Ecobee filed three trademark suits, accusing Filter Pro, The Corner Store, and Ultra Design of trademark infringement, unfair competition, false designation of origin, and tortious interference. Ecobee makes smart home control products, including light switches and thermostats, that it sells through authorized resellers who are contractually obliged to provide specific quality controls on the products sold and prevented from selling to subsequent, unauthorized resellers. Each of the defendants is an Amazon Seller Account that, despite not being ecobee authorized resellers, are alleged to have sold ecobee products.  Ecobee asserts that the defendants could only have obtained ecobee inventory through knowingly soliciting authorized resellers, intentional and knowing interference with the resellers contracts and business relationships with ecobee, or through fraudulent or illicit means. They further assert that the defendants violate the ECOBEE trademark by selling actual ecobee goods without authorization. The cases are presently before Judges Stearn, Woodlock, and Saris.

Acushnet Company v. Golf Gods Pty ltd. (18-cv-12093).

Acushnet, the maker of Titleist golf equipment, filed suit against Australia’s Golf Gods, accusing them of violating Titleist trademarks through Golf Gods’ sale of apparel bearing a “TITTIES” mark in the Titleist stylized script, “HOE V1” (instead of “PRO V1,” a Titleist golf ball), and a few other racy take-offs on Titleist marks. Titleist also asserts that golf balls sold by Golf Gods infringes the trade dress of Acushnet’s TITLEIST PRO V1 packaging.

Titleist asserts (and is almost certainly correct) that its marks are famous, and accuses Golf Gods of intentionally creating an “unwholesome and undesirable association” in consumers’ minds, thereby tarnishing the Titleist marks.
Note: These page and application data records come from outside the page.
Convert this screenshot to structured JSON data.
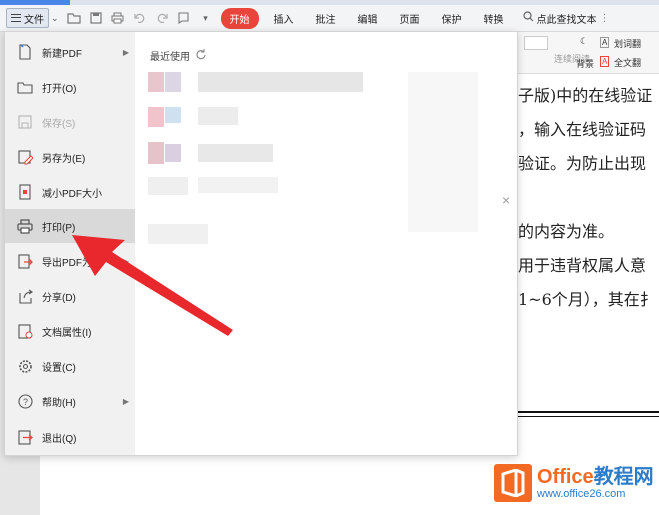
{
  "toolbar": {
    "file_label": "文件",
    "tabs": [
      "开始",
      "插入",
      "批注",
      "编辑",
      "页面",
      "保护",
      "转换"
    ],
    "search_label": "点此查找文本"
  },
  "ribbon_right": {
    "item1": "划词翻",
    "item2": "全文翻",
    "continuous": "连续阅读",
    "background": "背景"
  },
  "file_menu": {
    "items": [
      {
        "label": "新建PDF",
        "icon": "new-pdf-icon"
      },
      {
        "label": "打开(O)",
        "icon": "folder-icon"
      },
      {
        "label": "保存(S)",
        "icon": "save-icon"
      },
      {
        "label": "另存为(E)",
        "icon": "save-as-icon"
      },
      {
        "label": "减小PDF大小",
        "icon": "compress-icon"
      },
      {
        "label": "打印(P)",
        "icon": "printer-icon"
      },
      {
        "label": "导出PDF为",
        "icon": "export-icon"
      },
      {
        "label": "分享(D)",
        "icon": "share-icon"
      },
      {
        "label": "文档属性(I)",
        "icon": "properties-icon"
      },
      {
        "label": "设置(C)",
        "icon": "gear-icon"
      },
      {
        "label": "帮助(H)",
        "icon": "help-icon"
      },
      {
        "label": "退出(Q)",
        "icon": "exit-icon"
      }
    ],
    "recent_title": "最近使用"
  },
  "document": {
    "lines": [
      "子版)中的在线验证",
      "，输入在线验证码",
      "验证。为防止出现",
      "的内容为准。",
      "用于违背权属人意",
      "1~6个月），其在扌"
    ]
  },
  "watermark": {
    "brand_left": "Office",
    "brand_right": "教程网",
    "url": "www.office26.com"
  },
  "colors": {
    "accent_red": "#e8463a",
    "logo_orange": "#f36a25",
    "logo_blue": "#2e7cc7"
  }
}
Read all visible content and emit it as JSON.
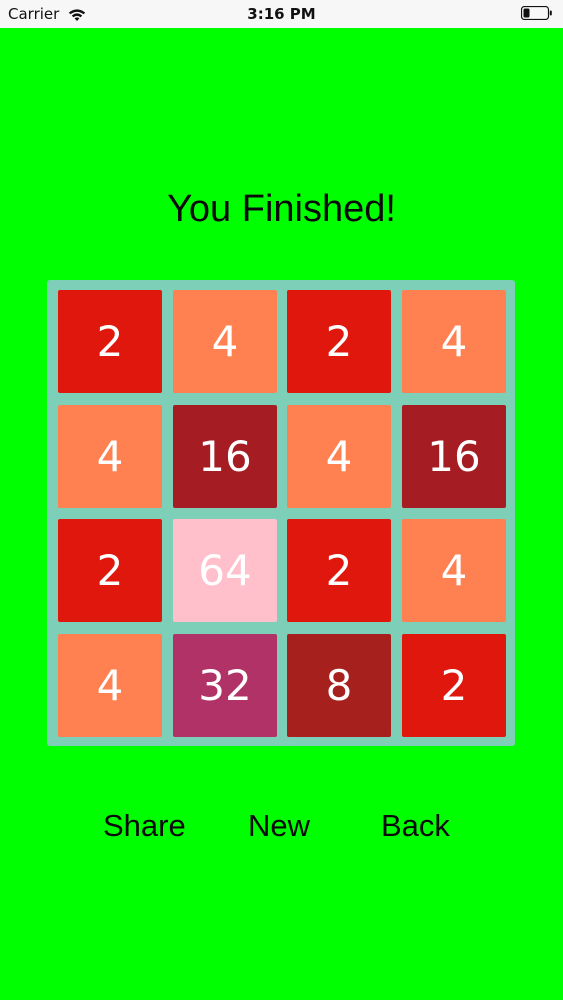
{
  "status_bar": {
    "carrier": "Carrier",
    "time": "3:16 PM"
  },
  "title": "You Finished!",
  "board": {
    "tiles": [
      [
        "2",
        "4",
        "2",
        "4"
      ],
      [
        "4",
        "16",
        "4",
        "16"
      ],
      [
        "2",
        "64",
        "2",
        "4"
      ],
      [
        "4",
        "32",
        "8",
        "2"
      ]
    ],
    "colors": {
      "2": "#e0170d",
      "4": "#ff8050",
      "8": "#a6211d",
      "16": "#a51c22",
      "32": "#b13266",
      "64": "#ffc0cb"
    },
    "background": "#7ecfb7"
  },
  "actions": {
    "share_label": "Share",
    "new_label": "New",
    "back_label": "Back"
  },
  "colors": {
    "background": "#00ff00",
    "status_bar": "#f7f7f7"
  }
}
Titleist asserts trademark infringement, false designation of origin, unfair competition, and trademark dilution under both state and federal law. Judge Boal has the case.

Xiao Wei Yang Catering Linkage In Inner Mongolia Co., Ltd. et al. v. Inner Mongolia Xiao Wei Yang USA, Inc. et al. (15-cv-10114).

Judge Casper granted summary judgment in favor of the Defendants on the trademark infringement, false designation of origin, trademark dilution, unfair competition, and unfair and deceptive trade practices. The case arose over a dispute between a Chinese restaurant chain and a US company seeking to become a franchisee. The two entered an agreement whereby the US entity opened a restaurant using the Chinese companies’ “Little Lamb” trademark. Plaintiffs allege that the Defendants violated this agreement by not opening another restaurant within one year of opening the Boston restaurant, making their use of the mark infringing as unsanctioned. The Court disagreed, and further determined that the attempted rescission of the agreement by the Plaintiffs was not proper under the terms of the agreement. As the agreement authorized the use of the mark, infringement could not be found. In a footnote, Judge Casper also noted that the Plaintiffs had failed to produce any evidence of damages, and that no presumption of damages could be had under the Lanham Act, which would also support a denial of the motion for summary judgment. As the remainder of the claims for which summary judgment was sought relied on a finding of infringement, these claims were also denied. Summary judgment in the Defendants’ favor had already been granted on breach of contract, breach of implied covenant of good faith and fair dealing, fraudulent inducement and unjust enrichment claims, meaning that all of Plaintiffs’ claims have been denied.